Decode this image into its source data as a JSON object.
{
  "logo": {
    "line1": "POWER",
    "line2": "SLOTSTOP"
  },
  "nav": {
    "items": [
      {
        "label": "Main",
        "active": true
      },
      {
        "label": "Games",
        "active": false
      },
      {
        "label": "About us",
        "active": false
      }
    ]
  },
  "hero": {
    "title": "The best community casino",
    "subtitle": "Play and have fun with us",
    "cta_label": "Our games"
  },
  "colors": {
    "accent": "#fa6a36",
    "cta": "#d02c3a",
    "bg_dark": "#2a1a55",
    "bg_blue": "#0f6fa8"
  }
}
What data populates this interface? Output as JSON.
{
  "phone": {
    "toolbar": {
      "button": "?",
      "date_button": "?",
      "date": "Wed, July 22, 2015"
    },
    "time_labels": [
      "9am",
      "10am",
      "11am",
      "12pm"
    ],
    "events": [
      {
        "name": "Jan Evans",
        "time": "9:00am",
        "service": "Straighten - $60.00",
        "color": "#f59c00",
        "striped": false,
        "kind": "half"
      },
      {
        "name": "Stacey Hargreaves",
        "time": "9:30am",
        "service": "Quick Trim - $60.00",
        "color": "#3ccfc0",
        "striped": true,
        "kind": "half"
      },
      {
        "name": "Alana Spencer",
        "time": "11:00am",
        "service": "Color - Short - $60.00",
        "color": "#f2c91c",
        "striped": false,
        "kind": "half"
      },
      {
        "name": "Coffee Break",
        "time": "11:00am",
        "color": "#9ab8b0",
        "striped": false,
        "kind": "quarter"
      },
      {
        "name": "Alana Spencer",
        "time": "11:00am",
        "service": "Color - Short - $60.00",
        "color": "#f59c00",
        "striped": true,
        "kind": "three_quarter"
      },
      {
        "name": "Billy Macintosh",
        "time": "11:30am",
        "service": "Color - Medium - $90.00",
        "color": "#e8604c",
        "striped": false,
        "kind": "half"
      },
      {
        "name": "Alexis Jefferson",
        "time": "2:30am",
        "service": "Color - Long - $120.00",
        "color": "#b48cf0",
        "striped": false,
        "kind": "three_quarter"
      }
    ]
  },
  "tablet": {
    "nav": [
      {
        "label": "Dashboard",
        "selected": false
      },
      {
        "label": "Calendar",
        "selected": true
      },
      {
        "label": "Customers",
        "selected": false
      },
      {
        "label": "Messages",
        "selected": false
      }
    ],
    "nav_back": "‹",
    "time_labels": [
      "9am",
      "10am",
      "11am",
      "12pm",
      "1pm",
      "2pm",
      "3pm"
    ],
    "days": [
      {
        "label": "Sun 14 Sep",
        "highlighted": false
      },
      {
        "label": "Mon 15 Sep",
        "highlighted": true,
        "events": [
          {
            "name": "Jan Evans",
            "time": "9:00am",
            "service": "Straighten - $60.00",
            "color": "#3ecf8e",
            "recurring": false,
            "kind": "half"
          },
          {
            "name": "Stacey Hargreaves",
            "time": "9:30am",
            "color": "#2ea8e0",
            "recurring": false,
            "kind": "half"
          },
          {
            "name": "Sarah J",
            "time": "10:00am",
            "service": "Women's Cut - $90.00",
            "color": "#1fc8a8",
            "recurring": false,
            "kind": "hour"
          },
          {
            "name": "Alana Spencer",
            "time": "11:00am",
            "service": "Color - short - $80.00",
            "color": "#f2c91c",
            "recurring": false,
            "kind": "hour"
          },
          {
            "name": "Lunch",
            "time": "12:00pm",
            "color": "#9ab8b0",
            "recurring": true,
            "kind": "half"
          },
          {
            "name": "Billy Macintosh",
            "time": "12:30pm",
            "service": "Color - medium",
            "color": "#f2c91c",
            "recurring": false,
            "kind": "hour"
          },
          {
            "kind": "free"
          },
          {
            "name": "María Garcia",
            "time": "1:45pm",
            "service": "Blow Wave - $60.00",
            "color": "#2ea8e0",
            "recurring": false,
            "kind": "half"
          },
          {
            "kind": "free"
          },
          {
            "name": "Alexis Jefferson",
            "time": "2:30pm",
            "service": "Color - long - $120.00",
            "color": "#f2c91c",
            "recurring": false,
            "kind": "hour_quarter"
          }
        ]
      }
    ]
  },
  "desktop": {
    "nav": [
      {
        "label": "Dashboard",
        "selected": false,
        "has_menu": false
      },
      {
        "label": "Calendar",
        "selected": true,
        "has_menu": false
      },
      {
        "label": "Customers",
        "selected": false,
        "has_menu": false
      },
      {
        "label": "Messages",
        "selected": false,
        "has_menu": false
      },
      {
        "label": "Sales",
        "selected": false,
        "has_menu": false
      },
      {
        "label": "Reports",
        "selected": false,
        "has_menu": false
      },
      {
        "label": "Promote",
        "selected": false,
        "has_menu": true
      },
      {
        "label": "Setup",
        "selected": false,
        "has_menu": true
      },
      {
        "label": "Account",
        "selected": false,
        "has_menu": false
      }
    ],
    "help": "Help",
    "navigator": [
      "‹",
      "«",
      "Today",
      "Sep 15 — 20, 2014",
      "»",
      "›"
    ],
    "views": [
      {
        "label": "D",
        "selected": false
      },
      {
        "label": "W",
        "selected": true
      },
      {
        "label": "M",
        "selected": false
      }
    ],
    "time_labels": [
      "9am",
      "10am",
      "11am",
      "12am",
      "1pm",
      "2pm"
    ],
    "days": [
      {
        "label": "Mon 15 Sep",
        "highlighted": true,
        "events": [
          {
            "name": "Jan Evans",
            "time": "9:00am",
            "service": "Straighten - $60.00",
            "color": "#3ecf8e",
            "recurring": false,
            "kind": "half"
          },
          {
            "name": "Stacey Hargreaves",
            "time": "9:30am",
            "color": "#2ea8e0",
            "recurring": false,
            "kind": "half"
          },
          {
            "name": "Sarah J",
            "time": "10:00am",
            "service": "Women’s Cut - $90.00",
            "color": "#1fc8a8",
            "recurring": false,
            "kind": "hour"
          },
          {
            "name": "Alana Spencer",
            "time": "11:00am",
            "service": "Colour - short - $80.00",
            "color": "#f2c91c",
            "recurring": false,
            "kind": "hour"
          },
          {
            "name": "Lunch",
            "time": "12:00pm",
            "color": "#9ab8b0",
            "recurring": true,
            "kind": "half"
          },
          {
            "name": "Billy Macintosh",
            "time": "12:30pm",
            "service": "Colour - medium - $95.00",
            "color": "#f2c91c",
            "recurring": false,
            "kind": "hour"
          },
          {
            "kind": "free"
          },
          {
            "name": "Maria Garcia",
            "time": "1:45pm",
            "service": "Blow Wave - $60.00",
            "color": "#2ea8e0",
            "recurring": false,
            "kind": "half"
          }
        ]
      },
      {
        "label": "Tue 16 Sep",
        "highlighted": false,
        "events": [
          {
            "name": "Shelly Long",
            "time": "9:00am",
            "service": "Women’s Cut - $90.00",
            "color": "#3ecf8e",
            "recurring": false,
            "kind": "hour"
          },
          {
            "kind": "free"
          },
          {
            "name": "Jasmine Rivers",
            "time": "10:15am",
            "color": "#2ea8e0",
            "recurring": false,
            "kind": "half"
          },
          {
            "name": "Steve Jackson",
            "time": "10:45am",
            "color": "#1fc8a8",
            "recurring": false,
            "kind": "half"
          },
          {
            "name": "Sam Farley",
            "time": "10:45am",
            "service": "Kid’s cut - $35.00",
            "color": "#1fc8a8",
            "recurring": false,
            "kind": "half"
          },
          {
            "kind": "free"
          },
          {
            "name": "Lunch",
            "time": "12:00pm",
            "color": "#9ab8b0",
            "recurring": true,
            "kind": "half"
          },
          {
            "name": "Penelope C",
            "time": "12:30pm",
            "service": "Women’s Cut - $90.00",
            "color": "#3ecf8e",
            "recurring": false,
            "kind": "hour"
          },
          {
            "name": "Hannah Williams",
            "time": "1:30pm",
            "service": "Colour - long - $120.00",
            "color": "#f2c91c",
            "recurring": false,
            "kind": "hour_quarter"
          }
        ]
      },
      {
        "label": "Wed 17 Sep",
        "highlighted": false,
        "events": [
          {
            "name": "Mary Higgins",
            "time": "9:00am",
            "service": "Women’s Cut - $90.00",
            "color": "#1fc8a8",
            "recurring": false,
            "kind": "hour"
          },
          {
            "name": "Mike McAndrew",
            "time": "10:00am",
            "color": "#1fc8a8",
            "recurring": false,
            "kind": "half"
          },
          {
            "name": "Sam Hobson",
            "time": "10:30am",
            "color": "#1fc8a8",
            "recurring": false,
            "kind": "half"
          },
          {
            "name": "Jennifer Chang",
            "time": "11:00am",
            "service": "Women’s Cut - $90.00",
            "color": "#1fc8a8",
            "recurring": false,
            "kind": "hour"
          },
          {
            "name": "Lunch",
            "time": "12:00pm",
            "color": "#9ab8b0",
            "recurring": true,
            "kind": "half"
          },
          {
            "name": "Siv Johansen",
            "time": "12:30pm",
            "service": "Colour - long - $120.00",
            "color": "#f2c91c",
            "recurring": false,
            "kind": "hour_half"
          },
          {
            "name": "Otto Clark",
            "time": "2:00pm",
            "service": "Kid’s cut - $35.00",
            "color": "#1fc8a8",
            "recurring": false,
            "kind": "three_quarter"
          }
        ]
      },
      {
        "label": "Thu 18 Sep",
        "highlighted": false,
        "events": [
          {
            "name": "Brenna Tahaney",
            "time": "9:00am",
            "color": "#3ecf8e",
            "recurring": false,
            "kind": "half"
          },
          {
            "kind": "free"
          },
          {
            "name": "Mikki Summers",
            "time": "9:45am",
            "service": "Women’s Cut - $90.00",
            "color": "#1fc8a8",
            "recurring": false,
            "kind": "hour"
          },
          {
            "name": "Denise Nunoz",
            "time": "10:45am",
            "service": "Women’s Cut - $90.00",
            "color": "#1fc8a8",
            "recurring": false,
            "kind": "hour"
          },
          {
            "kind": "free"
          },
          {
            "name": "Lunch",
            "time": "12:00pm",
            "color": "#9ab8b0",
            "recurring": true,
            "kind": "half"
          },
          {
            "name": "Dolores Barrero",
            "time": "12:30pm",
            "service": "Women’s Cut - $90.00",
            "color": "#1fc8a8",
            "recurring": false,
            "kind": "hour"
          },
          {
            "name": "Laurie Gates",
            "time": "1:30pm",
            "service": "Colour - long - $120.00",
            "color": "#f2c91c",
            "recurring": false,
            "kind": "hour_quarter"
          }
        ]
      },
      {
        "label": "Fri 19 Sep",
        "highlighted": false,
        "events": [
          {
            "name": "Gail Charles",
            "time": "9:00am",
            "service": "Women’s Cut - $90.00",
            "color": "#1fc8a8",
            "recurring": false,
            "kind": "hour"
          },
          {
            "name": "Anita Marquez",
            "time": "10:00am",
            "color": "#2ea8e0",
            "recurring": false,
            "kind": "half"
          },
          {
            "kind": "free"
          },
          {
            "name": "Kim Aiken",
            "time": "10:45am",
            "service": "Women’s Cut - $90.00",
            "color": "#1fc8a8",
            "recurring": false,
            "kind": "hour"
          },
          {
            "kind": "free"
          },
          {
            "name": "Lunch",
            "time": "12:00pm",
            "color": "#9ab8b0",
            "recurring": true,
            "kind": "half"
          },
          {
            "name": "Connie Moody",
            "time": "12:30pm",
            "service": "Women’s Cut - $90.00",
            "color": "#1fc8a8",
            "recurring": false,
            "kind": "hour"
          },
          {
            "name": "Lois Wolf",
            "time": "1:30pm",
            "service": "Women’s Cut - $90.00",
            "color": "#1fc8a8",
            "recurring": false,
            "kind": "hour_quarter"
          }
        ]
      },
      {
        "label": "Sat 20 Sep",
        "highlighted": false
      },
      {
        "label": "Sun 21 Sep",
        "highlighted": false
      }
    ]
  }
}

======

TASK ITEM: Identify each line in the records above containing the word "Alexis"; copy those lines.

FINISHED TASK:
        "name": "Alexis Jefferson",
            "name": "Alexis Jefferson",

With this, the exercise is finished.